Condemned to Coronavirus?
Bridget Conley, Reinventing Peace, April 2, 2020

The largest population of detained people in the world resides in the United States. The geographic dispersion and variations of detention sites in the US work to hide the visibility of this population. If all these people lived in one place, let’s call it ‘Detentionville,’ it would form a city of around 2.3 million people, roughly the size of Houston, TX, Chicago, IL, or Paris, France. […] Whether the goal is to minimize coronavirus transmission across society, to protect detained people who are at heightened risk, or to improve the criminal justice system, we need to learn both to see the larger contours of Detentionville and the extreme variations within it. It is simultaneously national and local. While the affects of detention are not borne equally by all, the pandemic reveals that we all live near Detentionville.

COVID-19: “Know your Epidemic, Act on its Politics.”
Alex de Waal, Reinventing Peace, March 31, 2020

Every epidemic is different; government responses are usually the same regardless. Many governments apply what they think are the “lessons learned” from a previous pandemic to a new pandemic.
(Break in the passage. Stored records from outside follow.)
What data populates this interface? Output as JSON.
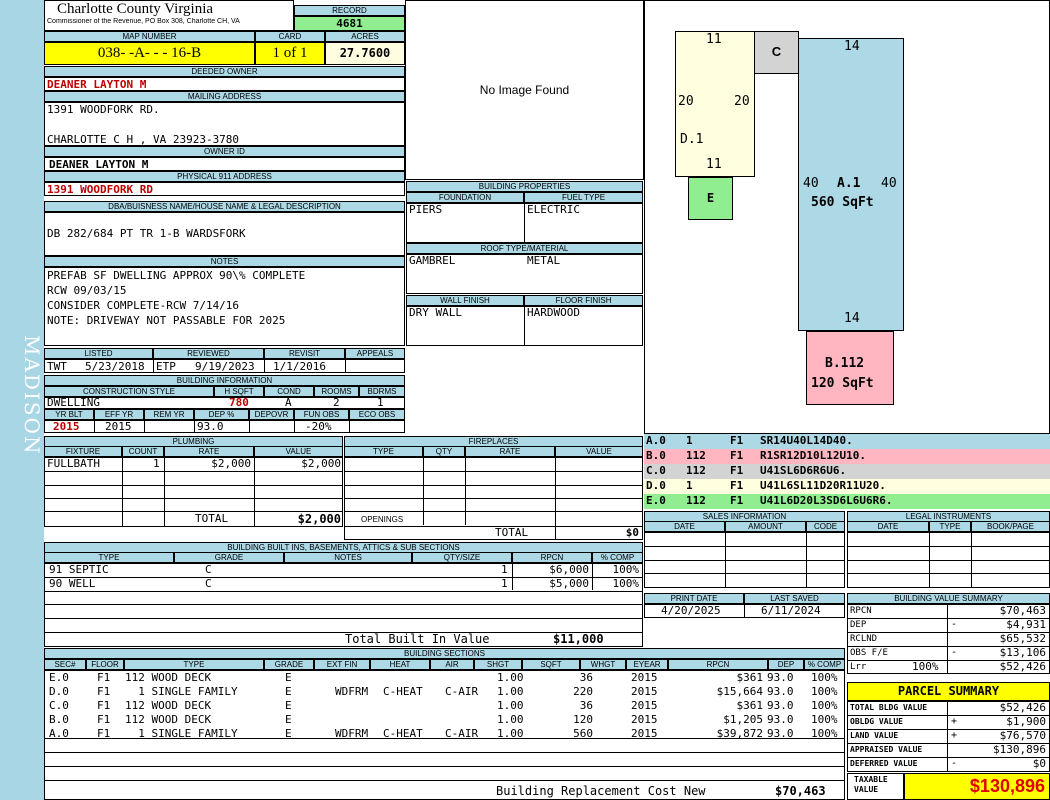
{
  "side_label": "MADISON",
  "header": {
    "county": "Charlotte County Virginia",
    "commissioner": "Commissioner of the Revenue, PO Box 308, Charlotte CH, VA",
    "record_label": "RECORD",
    "record": "4681",
    "map_label": "MAP NUMBER",
    "map": "038- -A- - - 16-B",
    "card_label": "CARD",
    "card": "1 of 1",
    "acres_label": "ACRES",
    "acres": "27.7600"
  },
  "owner": {
    "deeded_label": "DEEDED OWNER",
    "deeded": "DEANER LAYTON M",
    "mailing_label": "MAILING ADDRESS",
    "mail1": "1391 WOODFORK RD.",
    "mail2": "CHARLOTTE C H , VA 23923-3780",
    "ownerid_label": "OWNER ID",
    "ownerid": "DEANER LAYTON M",
    "phys_label": "PHYSICAL 911 ADDRESS",
    "phys": "1391 WOODFORK RD"
  },
  "desc": {
    "label": "DBA/BUISNESS NAME/HOUSE NAME & LEGAL DESCRIPTION",
    "text": "DB 282/684 PT TR 1-B WARDSFORK"
  },
  "notes": {
    "label": "NOTES",
    "lines": [
      "PREFAB SF DWELLING APPROX 90\\% COMPLETE",
      "RCW 09/03/15",
      "CONSIDER COMPLETE-RCW 7/14/16",
      "NOTE: DRIVEWAY NOT PASSABLE FOR 2025"
    ]
  },
  "dates": {
    "h": [
      "LISTED",
      "REVIEWED",
      "REVISIT",
      "APPEALS"
    ],
    "listed_by": "TWT",
    "listed": "5/23/2018",
    "reviewed_by": "ETP",
    "reviewed": "9/19/2023",
    "revisit": "1/1/2016",
    "appeals": ""
  },
  "bldg_info": {
    "label": "BUILDING INFORMATION",
    "h": [
      "CONSTRUCTION STYLE",
      "H SQFT",
      "COND",
      "ROOMS",
      "BDRMS"
    ],
    "style": "DWELLING",
    "hsqft": "780",
    "cond": "A",
    "rooms": "2",
    "bdrms": "1",
    "h2": [
      "YR BLT",
      "EFF YR",
      "REM YR",
      "DEP %",
      "DEPOVR",
      "FUN OBS",
      "ECO OBS"
    ],
    "yrblt": "2015",
    "effyr": "2015",
    "remyr": "",
    "dep": "93.0",
    "depovr": "",
    "funobs": "-20%",
    "ecoobs": ""
  },
  "image_msg": "No Image Found",
  "props": {
    "label": "BUILDING PROPERTIES",
    "foundation_label": "FOUNDATION",
    "foundation": "PIERS",
    "fuel_label": "FUEL TYPE",
    "fuel": "ELECTRIC",
    "roof_label": "ROOF TYPE/MATERIAL",
    "roof1": "GAMBREL",
    "roof2": "METAL",
    "wall_label": "WALL FINISH",
    "wall": "DRY WALL",
    "floor_label": "FLOOR FINISH",
    "floor": "HARDWOOD"
  },
  "sketch": {
    "d1_top": "11",
    "d1_left": "20",
    "d1_right": "20",
    "d1_bottom": "11",
    "d1": "D.1",
    "c": "C",
    "e": "E",
    "a_top": "14",
    "a_left": "40",
    "a_right": "40",
    "a_label": "A.1",
    "a_area": "560 SqFt",
    "a_bottom": "14",
    "b_label": "B.112",
    "b_area": "120 SqFt",
    "colors": {
      "a": "#add8e6",
      "b": "#ffb6c1",
      "c": "#d3d3d3",
      "d": "#ffffe0",
      "e": "#90ee90"
    }
  },
  "legend": [
    {
      "a": "A.0",
      "b": "1",
      "c": "F1",
      "d": "SR14U40L14D40."
    },
    {
      "a": "B.0",
      "b": "112",
      "c": "F1",
      "d": "R1SR12D10L12U10."
    },
    {
      "a": "C.0",
      "b": "112",
      "c": "F1",
      "d": "U41SL6D6R6U6."
    },
    {
      "a": "D.0",
      "b": "1",
      "c": "F1",
      "d": "U41L6SL11D20R11U20."
    },
    {
      "a": "E.0",
      "b": "112",
      "c": "F1",
      "d": "U41L6D20L3SD6L6U6R6."
    }
  ],
  "plumbing": {
    "label": "PLUMBING",
    "h": [
      "FIXTURE",
      "COUNT",
      "RATE",
      "VALUE"
    ],
    "fixture": "FULLBATH",
    "count": "1",
    "rate": "$2,000",
    "value": "$2,000",
    "total_label": "TOTAL",
    "total": "$2,000"
  },
  "fireplaces": {
    "label": "FIREPLACES",
    "h": [
      "TYPE",
      "QTY",
      "RATE",
      "VALUE"
    ],
    "openings": "OPENINGS",
    "total_label": "TOTAL",
    "total": "$0"
  },
  "sales": {
    "label": "SALES INFORMATION",
    "h": [
      "DATE",
      "AMOUNT",
      "CODE"
    ]
  },
  "legal": {
    "label": "LEGAL INSTRUMENTS",
    "h": [
      "DATE",
      "TYPE",
      "BOOK/PAGE"
    ]
  },
  "builtins": {
    "label": "BUILDING BUILT INS, BASEMENTS, ATTICS & SUB SECTIONS",
    "h": [
      "TYPE",
      "GRADE",
      "NOTES",
      "QTY/SIZE",
      "RPCN",
      "% COMP"
    ],
    "rows": [
      {
        "type": "91 SEPTIC",
        "grade": "C",
        "qty": "1",
        "rpcn": "$6,000",
        "comp": "100%"
      },
      {
        "type": "90 WELL",
        "grade": "C",
        "qty": "1",
        "rpcn": "$5,000",
        "comp": "100%"
      }
    ],
    "total_label": "Total Built In Value",
    "total": "$11,000"
  },
  "print": {
    "h": [
      "PRINT DATE",
      "LAST SAVED"
    ],
    "print": "4/20/2025",
    "saved": "6/11/2024"
  },
  "bvs": {
    "label": "BUILDING VALUE SUMMARY",
    "rows": [
      {
        "l": "RPCN",
        "s": "",
        "v": "$70,463"
      },
      {
        "l": "DEP",
        "s": "-",
        "v": "$4,931"
      },
      {
        "l": "RCLND",
        "s": "",
        "v": "$65,532"
      },
      {
        "l": "OBS F/E",
        "s": "-",
        "v": "$13,106"
      },
      {
        "l": "Lrr",
        "s": "100%",
        "v": "$52,426"
      }
    ]
  },
  "sections": {
    "label": "BUILDING SECTIONS",
    "h": [
      "SEC#",
      "FLOOR",
      "TYPE",
      "GRADE",
      "EXT FIN",
      "HEAT",
      "AIR",
      "SHGT",
      "SQFT",
      "WHGT",
      "EYEAR",
      "RPCN",
      "DEP",
      "% COMP"
    ],
    "rows": [
      {
        "sec": "E.0",
        "fl": "F1",
        "type": "112 WOOD DECK",
        "gr": "E",
        "ext": "",
        "heat": "",
        "air": "",
        "shgt": "1.00",
        "sqft": "36",
        "ey": "2015",
        "rpcn": "$361",
        "dep": "93.0",
        "comp": "100%"
      },
      {
        "sec": "D.0",
        "fl": "F1",
        "type": "  1 SINGLE FAMILY",
        "gr": "E",
        "ext": "WDFRM",
        "heat": "C-HEAT",
        "air": "C-AIR",
        "shgt": "1.00",
        "sqft": "220",
        "ey": "2015",
        "rpcn": "$15,664",
        "dep": "93.0",
        "comp": "100%"
      },
      {
        "sec": "C.0",
        "fl": "F1",
        "type": "112 WOOD DECK",
        "gr": "E",
        "ext": "",
        "heat": "",
        "air": "",
        "shgt": "1.00",
        "sqft": "36",
        "ey": "2015",
        "rpcn": "$361",
        "dep": "93.0",
        "comp": "100%"
      },
      {
        "sec": "B.0",
        "fl": "F1",
        "type": "112 WOOD DECK",
        "gr": "E",
        "ext": "",
        "heat": "",
        "air": "",
        "shgt": "1.00",
        "sqft": "120",
        "ey": "2015",
        "rpcn": "$1,205",
        "dep": "93.0",
        "comp": "100%"
      },
      {
        "sec": "A.0",
        "fl": "F1",
        "type": "  1 SINGLE FAMILY",
        "gr": "E",
        "ext": "WDFRM",
        "heat": "C-HEAT",
        "air": "C-AIR",
        "shgt": "1.00",
        "sqft": "560",
        "ey": "2015",
        "rpcn": "$39,872",
        "dep": "93.0",
        "comp": "100%"
      }
    ],
    "brcn_label": "Building Replacement Cost New",
    "brcn": "$70,463"
  },
  "parcel": {
    "label": "PARCEL SUMMARY",
    "rows": [
      {
        "l": "TOTAL BLDG VALUE",
        "s": "",
        "v": "$52,426"
      },
      {
        "l": "OBLDG VALUE",
        "s": "+",
        "v": "$1,900"
      },
      {
        "l": "LAND VALUE",
        "s": "+",
        "v": "$76,570"
      },
      {
        "l": "APPRAISED VALUE",
        "s": "",
        "v": "$130,896"
      },
      {
        "l": "DEFERRED VALUE",
        "s": "-",
        "v": "$0"
      }
    ],
    "taxable_label": "TAXABLE VALUE",
    "taxable": "$130,896"
  }
}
Experts on pandemics think this is an error. A global pandemic unfolds in different ways in different countries, but governments usually adopt a standardized set of interventions regardless of their differences. One doctrine is useful in all situations: “know your epidemic, act on its politics.” This was learned the hard way.

Don’t expect the coronavirus epidemic in the US to bring down President Trump
Alex de Waal, The Conversation on March 18, 2020

The Trump administration’s mishandling of the coronavirus crisis has been widely condemned by health experts. But if the administration’s bungling proves costly to Trump in the November election, it will be an exception to the historical rule that epidemics haven’t led to political unrest or governments being voted out of office.Some kinds of health crises do have political consequences: Hunger has toppled governments. From the French revolution to the Arab Spring, food shortages have routinely caused riots and occasionally sparked revolutions. In the case of starvation, political cause and personal result are intuitively clear to those suffering: My family has gone hungry because the government has failed to ensure there’s enough food.

Can There Be A Democratic Public Health? From HIV/AIDS to COVID-19
Alex de Waal, African Arguments, March 19, 2020.

As we are re-learning with the coronavirus pandemic, the outbreak and global spread of a novel disease, which has neither vaccine nor proven cure, causes panic. More precisely, it causes political leaders and communities to resort to behaviours that intensify confusion and anxiety. Meanwhile, despite expert assurances to the contrary, public health ‘best practices’ are at best well-informed projections with the uncertainty factors on mute. At worst they can be superstitions.

 

___

Older essays by Alex de Waal Related Global Health Publications

Militarizing Global Health,’ Boston Review, 11 November 2014.

AIDS and Power: Why there is no political crisis, Zed Books, 2011

‘Governing a world with HIV/AIDS,’ Cairo Review of Global Affairs, Summer 2011

‘Reframing governance, security and conflict in the light of HIV/AIDS,’ Social Science and Medicine, 2010. 70.1, 114-120.

‘AIDS, Security and the Military in Africa: A Sober Appraisal,’ African Affairs, 2006, 105, 201-218

 

 

 

Leave a Reply